Repel the Peer Pressure
Peer pressure does not exclusively exist within high school parties. In fact, it is the social element of our lives that is often the biggest culprit of our overspending. Though the people in your life don’t intentionally set out to sabotage your budget, it’s likely that you spend more money when out with friends–especially if said friends are also not the best budgeters. While sometimes you’ll ultimately have to make the responsible decision to decline certain invitations, there are ways to avoid overspending social situations without inducing serious FOMO (fear of missing out). Suggest grabbing coffee instead of breakfast, or eating in with a bottle of wine instead of going out for dinner and drinks. And ultimately, let your friends know that you’re attempting to spend less money. By making them aware, they can suggest future plans that are perhaps less financially intensive, and maybe, they’ll join you in saving!
Track Your Spending
Keeping a diligent eye on your finances and tracking your spending is so incredibly important. In fact, if you don’t remain cognisant of what is going in and out of your bank account at all times, you’ll never be in control of your spending–and you especially won’t ever get in front of it. While keeping and balancing a checkbook might seem antiquated to younger generations, sometimes old school is the way to go. Writing and deducting all of your spending by hand keeps you up close and personal with your finances, and as a result, you’ll be confronted with how you spend every single penny. As you become more used to budgeting, you can use tools such as budgeting apps to help you track your money. Just remember to stay consistent in your tracking. The worst thing you can do is simply check your online balance from time to time while mindlessly swiping your card!
Spend Your Money Ahead of Time
No, don’t actually blow your whole paycheck at the beginning of the month. Instead, have a set budget that you abide by, in which every dollar has a predetermined home. Rationing your money and allocating it to different categories (bills, groceries, gas, entertainment, etc.) ahead of time ensures less mindless spending. You’ll look at your account balance and see money that’s already has an assigned purpose instead of a sum of money waiting to be spent!

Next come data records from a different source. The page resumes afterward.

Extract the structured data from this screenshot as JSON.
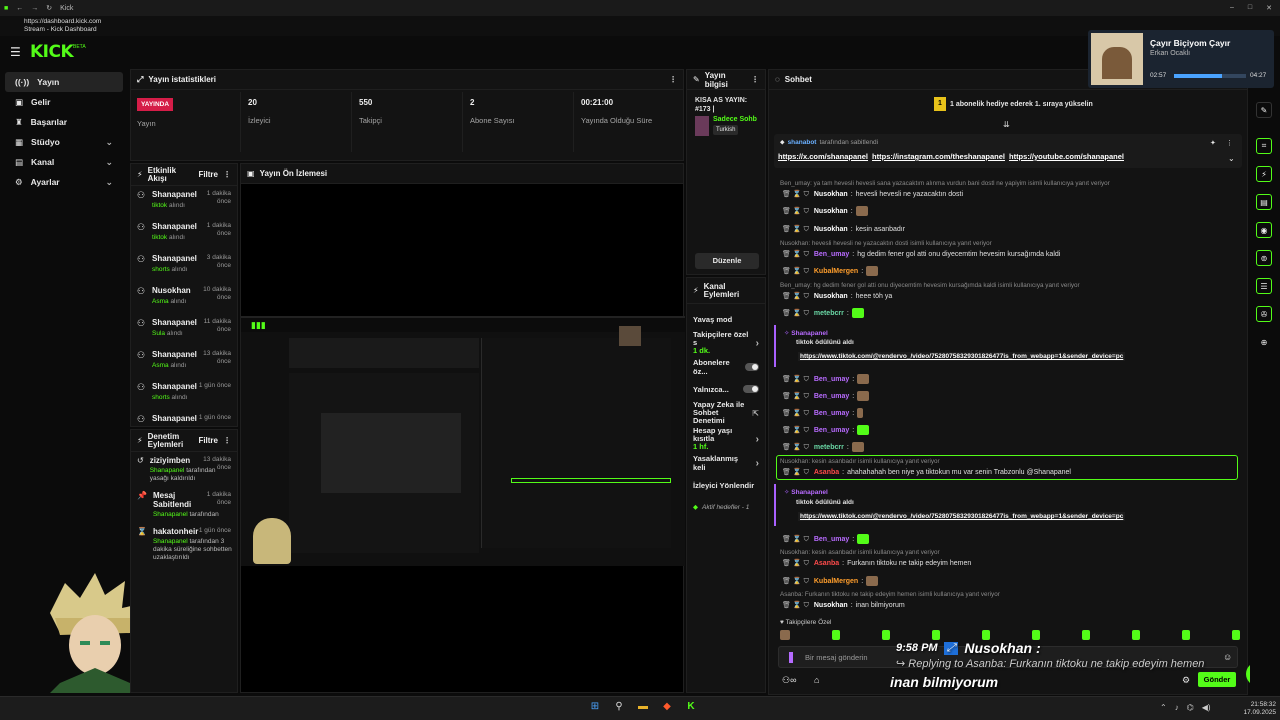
{
  "browser": {
    "tab_title": "Kick",
    "url": "https://dashboard.kick.com",
    "page_title": "Stream - Kick Dashboard"
  },
  "brand": {
    "logo": "KICK",
    "logo_sup": "BETA",
    "accent": "#53fc18"
  },
  "sidebar": {
    "items": [
      {
        "label": "Yayın",
        "icon": "broadcast-icon",
        "active": true
      },
      {
        "label": "Gelir",
        "icon": "wallet-icon"
      },
      {
        "label": "Başarılar",
        "icon": "trophy-icon"
      },
      {
        "label": "Stüdyo",
        "icon": "studio-icon",
        "expandable": true
      },
      {
        "label": "Kanal",
        "icon": "channel-icon",
        "expandable": true
      },
      {
        "label": "Ayarlar",
        "icon": "gear-icon",
        "expandable": true
      }
    ]
  },
  "stats": {
    "title": "Yayın istatistikleri",
    "live_badge": "YAYINDA",
    "live_label": "Yayın",
    "items": [
      {
        "value": "20",
        "label": "İzleyici"
      },
      {
        "value": "550",
        "label": "Takipçi"
      },
      {
        "value": "2",
        "label": "Abone Sayısı"
      },
      {
        "value": "00:21:00",
        "label": "Yayında Olduğu Süre"
      }
    ]
  },
  "stream_info": {
    "title": "Yayın bilgisi",
    "stream_title": "KISA AS YAYIN: #173 |",
    "category": "Sadece Sohb",
    "language": "Turkish",
    "edit_button": "Düzenle"
  },
  "activity": {
    "title": "Etkinlik Akışı",
    "filter": "Filtre",
    "items": [
      {
        "name": "Shanapanel",
        "sub": "tiktok",
        "sub_suffix": "alındı",
        "time": "1 dakika önce"
      },
      {
        "name": "Shanapanel",
        "sub": "tiktok",
        "sub_suffix": "alındı",
        "time": "1 dakika önce"
      },
      {
        "name": "Shanapanel",
        "sub": "shorts",
        "sub_suffix": "alındı",
        "time": "3 dakika önce"
      },
      {
        "name": "Nusokhan",
        "sub": "Asma",
        "sub_suffix": "alındı",
        "time": "10 dakika önce"
      },
      {
        "name": "Shanapanel",
        "sub": "Sula",
        "sub_suffix": "alındı",
        "time": "11 dakika önce"
      },
      {
        "name": "Shanapanel",
        "sub": "Asma",
        "sub_suffix": "alındı",
        "time": "13 dakika önce"
      },
      {
        "name": "Shanapanel",
        "sub": "shorts",
        "sub_suffix": "alındı",
        "time": "1 gün önce"
      },
      {
        "name": "Shanapanel",
        "sub": "",
        "sub_suffix": "",
        "time": "1 gün önce"
      }
    ]
  },
  "mod_actions": {
    "title": "Denetim Eylemleri",
    "filter": "Filtre",
    "items": [
      {
        "name": "ziziyimben",
        "actor": "Shanapanel",
        "text": "tarafından yasağı kaldırıldı",
        "time": "13 dakika önce"
      },
      {
        "name": "Mesaj Sabitlendi",
        "actor": "Shanapanel",
        "text": "tarafından",
        "time": "1 dakika önce"
      },
      {
        "name": "hakatonheir",
        "actor": "Shanapanel",
        "text": "tarafından 3 dakika süreliğine sohbetten uzaklaştırıldı",
        "time": "1 gün önce"
      }
    ]
  },
  "preview": {
    "title": "Yayın Ön İzlemesi"
  },
  "channel_actions": {
    "title": "Kanal Eylemleri",
    "items": [
      {
        "label": "Yavaş mod",
        "type": "none"
      },
      {
        "label": "Takipçilere özel s",
        "sub": "1 dk.",
        "type": "chevron"
      },
      {
        "label": "Abonelere öz...",
        "type": "toggle"
      },
      {
        "label": "Yalnızca...",
        "type": "toggle"
      },
      {
        "label": "Yapay Zeka ile Sohbet Denetimi",
        "type": "external"
      },
      {
        "label": "Hesap yaşı kısıtla",
        "sub": "1 hf.",
        "type": "chevron"
      },
      {
        "label": "Yasaklanmış keli",
        "type": "chevron"
      },
      {
        "label": "İzleyici Yönlendir",
        "type": "none"
      }
    ],
    "goals": "Aktif hedefler - 1"
  },
  "chat": {
    "title": "Sohbet",
    "gift_banner": "1 abonelik hediye ederek 1. sıraya yükselin",
    "pinned_by": "shanabot",
    "pinned_by_suffix": "tarafından sabitlendi",
    "pinned_links": [
      "https://x.com/shanapanel",
      "https://instagram.com/theshanapanel",
      "https://youtube.com/shanapanel"
    ],
    "reply_1": "Ben_umay: ya tam hevesli hevesli sana yazacaktım alınma vurdun bani dostl ne yapiyim isimli kullanıcıya yanıt veriyor",
    "msg_1_user": "Nusokhan",
    "msg_1_text": "hevesli hevesli ne yazacaktın dosti",
    "msg_2_user": "Nusokhan",
    "msg_3_user": "Nusokhan",
    "msg_3_text": "kesin asanbadır",
    "reply_2": "Nusokhan: hevesli hevesli ne yazacaktın dosti isimli kullanıcıya yanıt veriyor",
    "msg_4_user": "Ben_umay",
    "msg_4_text": "hg dedim fener gol atti onu diyecemtim hevesim kursağımda kaldi",
    "msg_5_user": "KubalMergen",
    "reply_3": "Ben_umay: hg dedim fener gol atti onu diyecemtim hevesim kursağımda kaldi isimli kullanıcıya yanıt veriyor",
    "msg_6_user": "Nusokhan",
    "msg_6_text": "heee töh ya",
    "msg_7_user": "metebcrr",
    "event_1_user": "Shanapanel",
    "event_1_text": "tiktok ödülünü aldı",
    "event_1_link": "https://www.tiktok.com/@rendervo_/video/75280758329301826477is_from_webapp=1&sender_device=pc",
    "msg_8_user": "Ben_umay",
    "msg_9_user": "Ben_umay",
    "msg_10_user": "Ben_umay",
    "msg_11_user": "Ben_umay",
    "msg_12_user": "metebcrr",
    "reply_4": "Nusokhan: kesin asanbadır isimli kullanıcıya yanıt veriyor",
    "msg_13_user": "Asanba",
    "msg_13_text": "ahahahahah ben niye ya tiktokun mu var senin Trabzonlu @Shanapanel",
    "event_2_user": "Shanapanel",
    "event_2_text": "tiktok ödülünü aldı",
    "event_2_link": "https://www.tiktok.com/@rendervo_/video/75280758329301826477is_from_webapp=1&sender_device=pc",
    "msg_14_user": "Ben_umay",
    "reply_5": "Nusokhan: kesin asanbadır isimli kullanıcıya yanıt veriyor",
    "msg_15_user": "Asanba",
    "msg_15_text": "Furkanın tiktoku ne takip edeyim hemen",
    "msg_16_user": "KubalMergen",
    "reply_6": "Asanba: Furkanın tiktoku ne takip edeyim hemen isimli kullanıcıya yanıt veriyor",
    "msg_17_user": "Nusokhan",
    "msg_17_text": "inan bilmiyorum",
    "followers_only": "Takipçilere Özel",
    "input_placeholder": "Bir mesaj gönderin",
    "send_button": "Gönder"
  },
  "overlay": {
    "time": "9:58 PM",
    "user": "Nusokhan :",
    "reply": "Replying to Asanba: Furkanın tiktoku ne takip edeyim hemen",
    "message": "inan bilmiyorum"
  },
  "media": {
    "title": "Çayır Biçiyom Çayır",
    "artist": "Erkan Ocaklı",
    "elapsed": "02:57",
    "duration": "04:27",
    "progress": 0.66
  },
  "taskbar": {
    "time": "21:58:32",
    "date": "17.09.2025"
  }
}
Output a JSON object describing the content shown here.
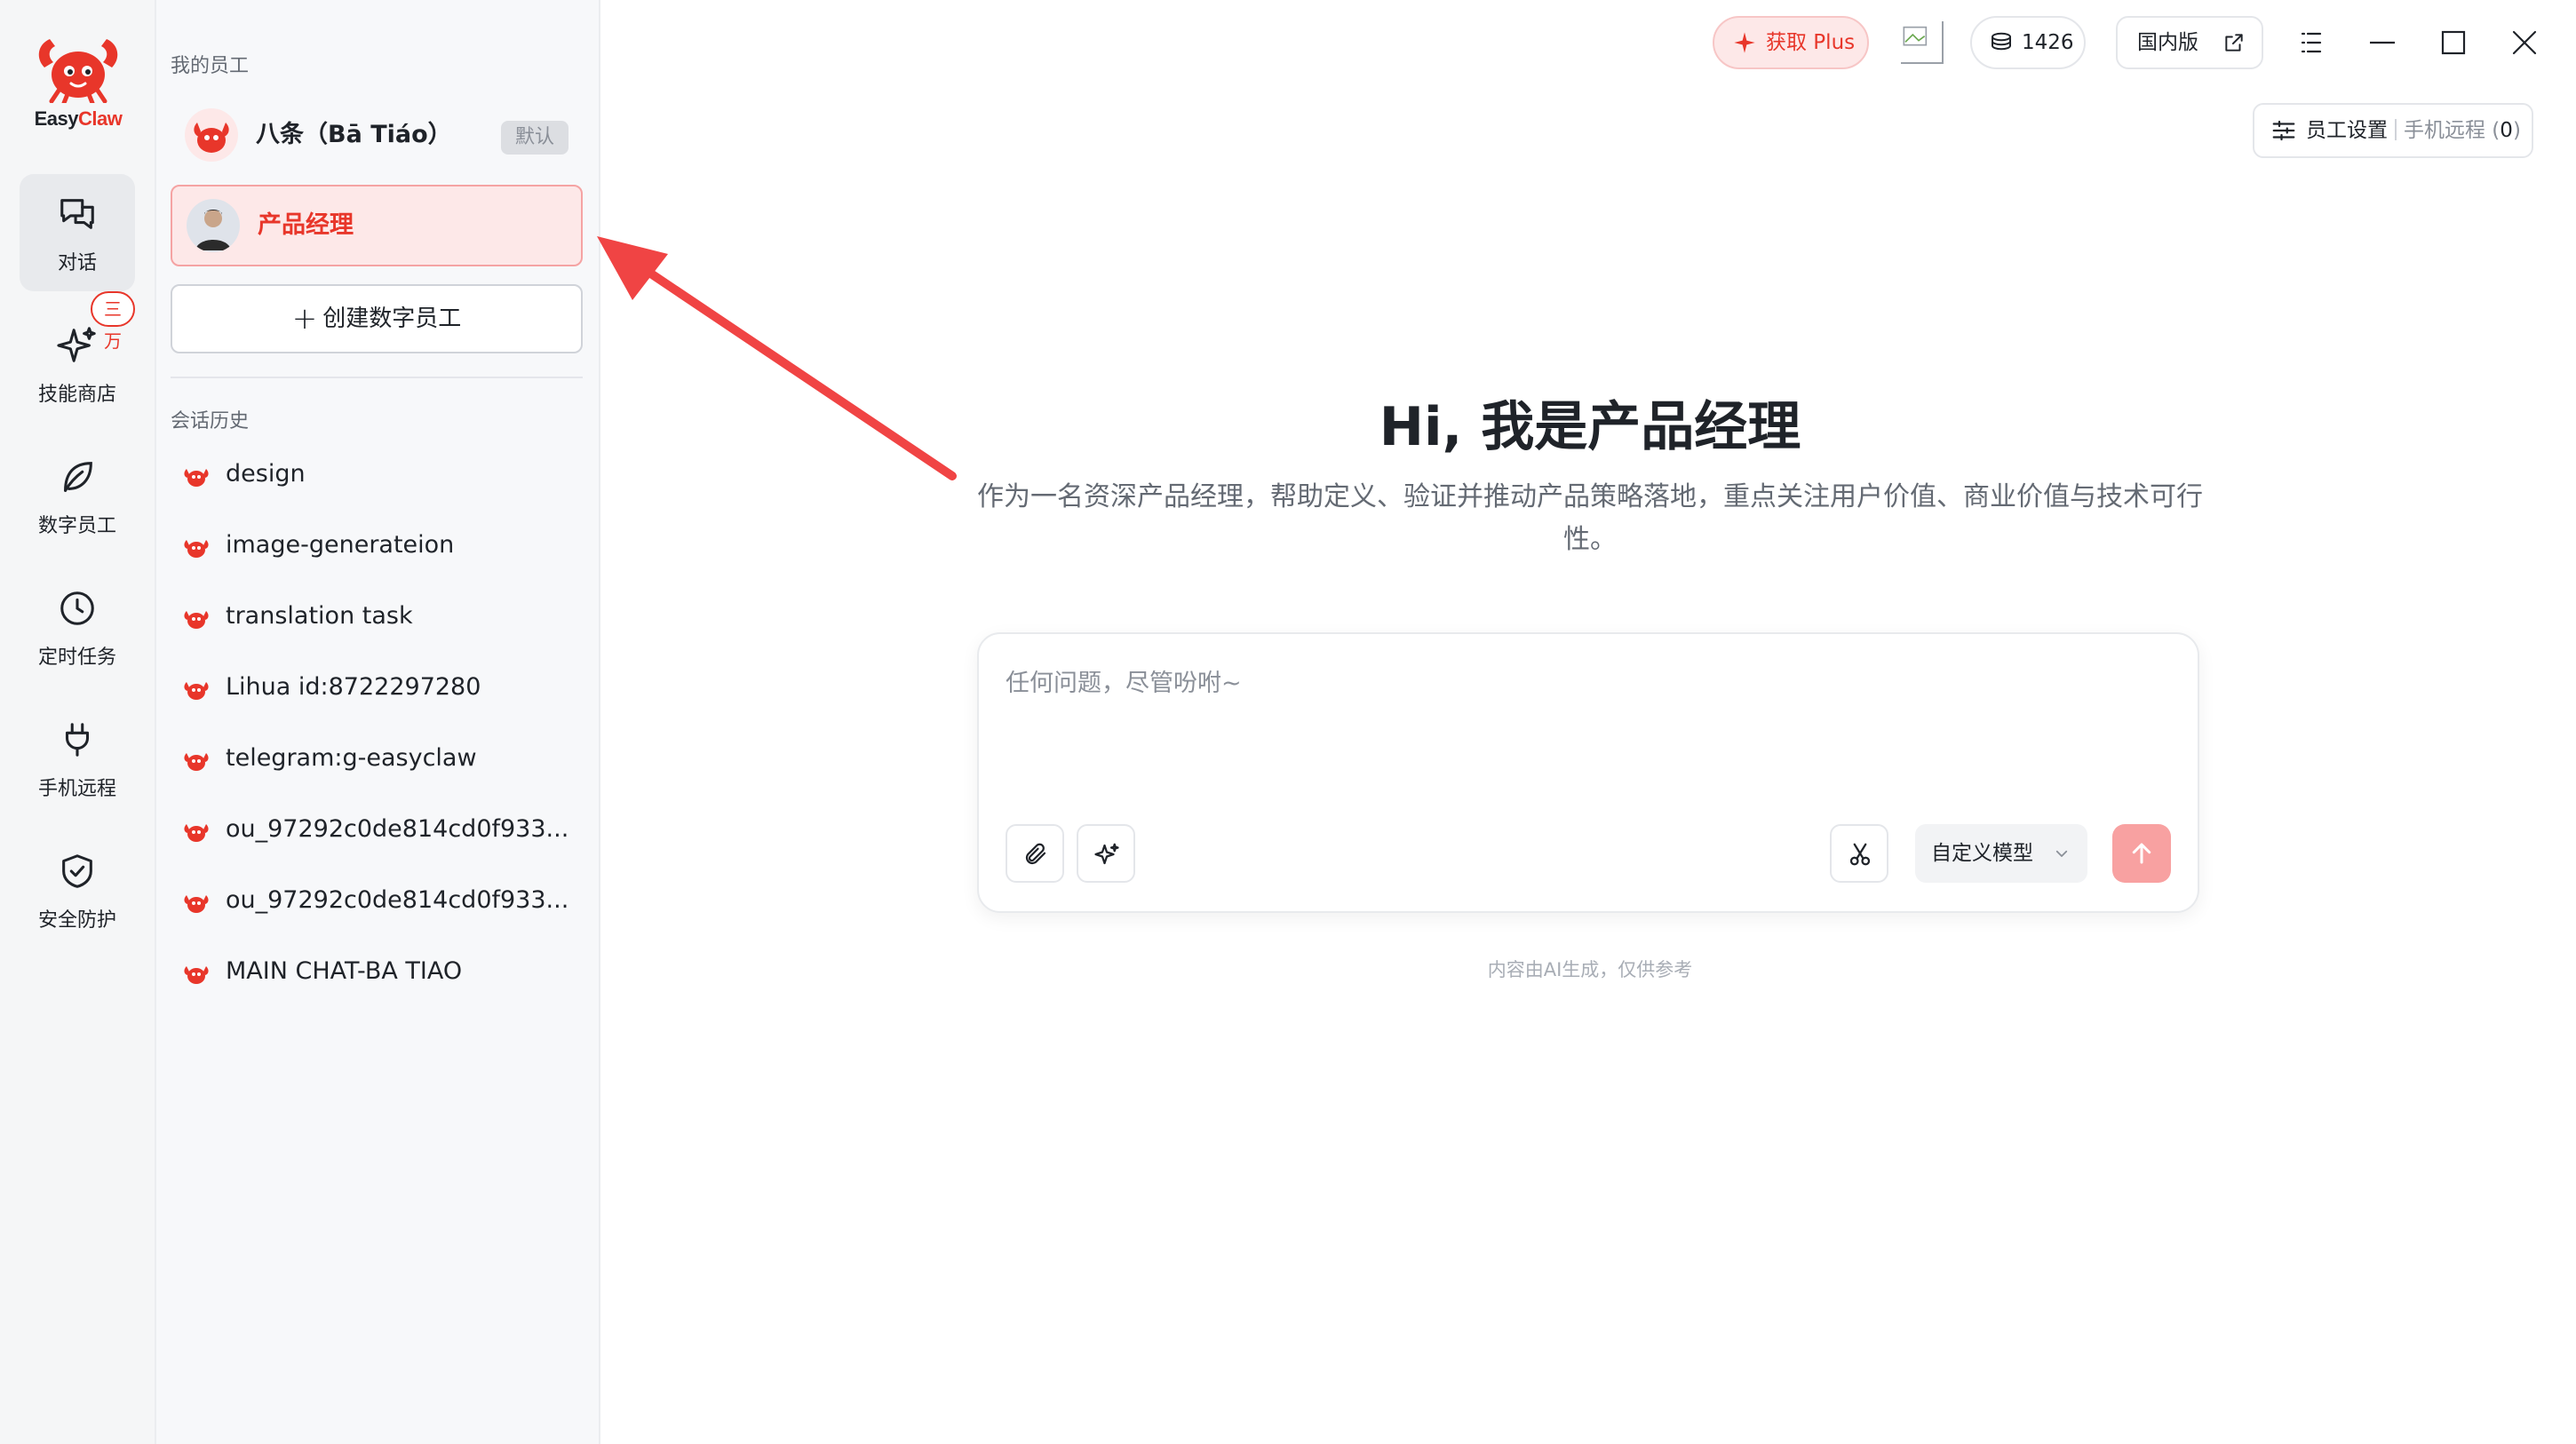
{
  "app": {
    "logo_text_1": "Easy",
    "logo_text_2": "Claw",
    "brand_color": "#e8362a"
  },
  "nav": [
    {
      "label": "对话",
      "icon": "chat-bubbles-icon",
      "active": true
    },
    {
      "label": "技能商店",
      "icon": "sparkle-icon",
      "badge": "三万"
    },
    {
      "label": "数字员工",
      "icon": "leaf-icon"
    },
    {
      "label": "定时任务",
      "icon": "clock-icon"
    },
    {
      "label": "手机远程",
      "icon": "plug-icon"
    },
    {
      "label": "安全防护",
      "icon": "shield-check-icon"
    }
  ],
  "sidebar": {
    "employees_title": "我的员工",
    "employees": [
      {
        "name": "八条（Bā Tiáo）",
        "tag": "默认",
        "selected": false
      },
      {
        "name": "产品经理",
        "selected": true
      }
    ],
    "create_label": "创建数字员工",
    "history_title": "会话历史",
    "history": [
      "design",
      "image-generateion",
      "translation task",
      "Lihua id:8722297280",
      "telegram:g-easyclaw",
      "ou_97292c0de814cd0f933...",
      "ou_97292c0de814cd0f933...",
      "MAIN CHAT-BA TIAO"
    ]
  },
  "topbar": {
    "plus_label": "获取 Plus",
    "credits": "1426",
    "region_label": "国内版",
    "settings_label": "员工设置",
    "remote_label": "手机远程",
    "remote_count": "0"
  },
  "main": {
    "title": "Hi, 我是产品经理",
    "description": "作为一名资深产品经理，帮助定义、验证并推动产品策略落地，重点关注用户价值、商业价值与技术可行性。",
    "input_placeholder": "任何问题，尽管吩咐~",
    "model_label": "自定义模型",
    "disclaimer": "内容由AI生成，仅供参考"
  }
}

Creating a budget is truly key! Check out our previous post, HOW TO CREATE A PERSONAL BUDGET: A GUIDE FOR BEGINNERS.